What is needed »
Copy out all the entries exactly.

[Entries from a dataset of interfaces]
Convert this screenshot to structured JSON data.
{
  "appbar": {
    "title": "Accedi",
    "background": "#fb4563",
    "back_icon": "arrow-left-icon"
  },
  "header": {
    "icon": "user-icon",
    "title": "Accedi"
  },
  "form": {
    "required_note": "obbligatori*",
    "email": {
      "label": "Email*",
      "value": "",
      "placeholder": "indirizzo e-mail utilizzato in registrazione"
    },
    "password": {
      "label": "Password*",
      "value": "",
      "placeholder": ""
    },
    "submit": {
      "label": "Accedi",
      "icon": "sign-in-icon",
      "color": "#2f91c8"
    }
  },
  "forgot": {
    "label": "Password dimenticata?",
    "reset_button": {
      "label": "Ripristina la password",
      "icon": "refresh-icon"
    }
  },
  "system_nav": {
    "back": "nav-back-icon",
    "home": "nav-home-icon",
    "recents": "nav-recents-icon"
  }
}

Reply to the task »
Convert this screenshot to structured JSON data.
{
  "appbar": {
    "title": "Accedi",
    "background": "#fb4563",
    "back_icon": "arrow-left-icon"
  },
  "header": {
    "icon": "user-icon",
    "title": "Accedi"
  },
  "form": {
    "required_note": "obbligatori*",
    "email": {
      "label": "Email*",
      "value": "",
      "placeholder": "indirizzo e-mail utilizzato in registrazione"
    },
    "password": {
      "label": "Password*",
      "value": "",
      "placeholder": ""
    },
    "submit": {
      "label": "Accedi",
      "icon": "sign-in-icon",
      "color": "#2f91c8"
    }
  },
  "forgot": {
    "label": "Password dimenticata?",
    "reset_button": {
      "label": "Ripristina la password",
      "icon": "refresh-icon"
    }
  },
  "system_nav": {
    "back": "nav-back-icon",
    "home": "nav-home-icon",
    "recents": "nav-recents-icon"
  }
}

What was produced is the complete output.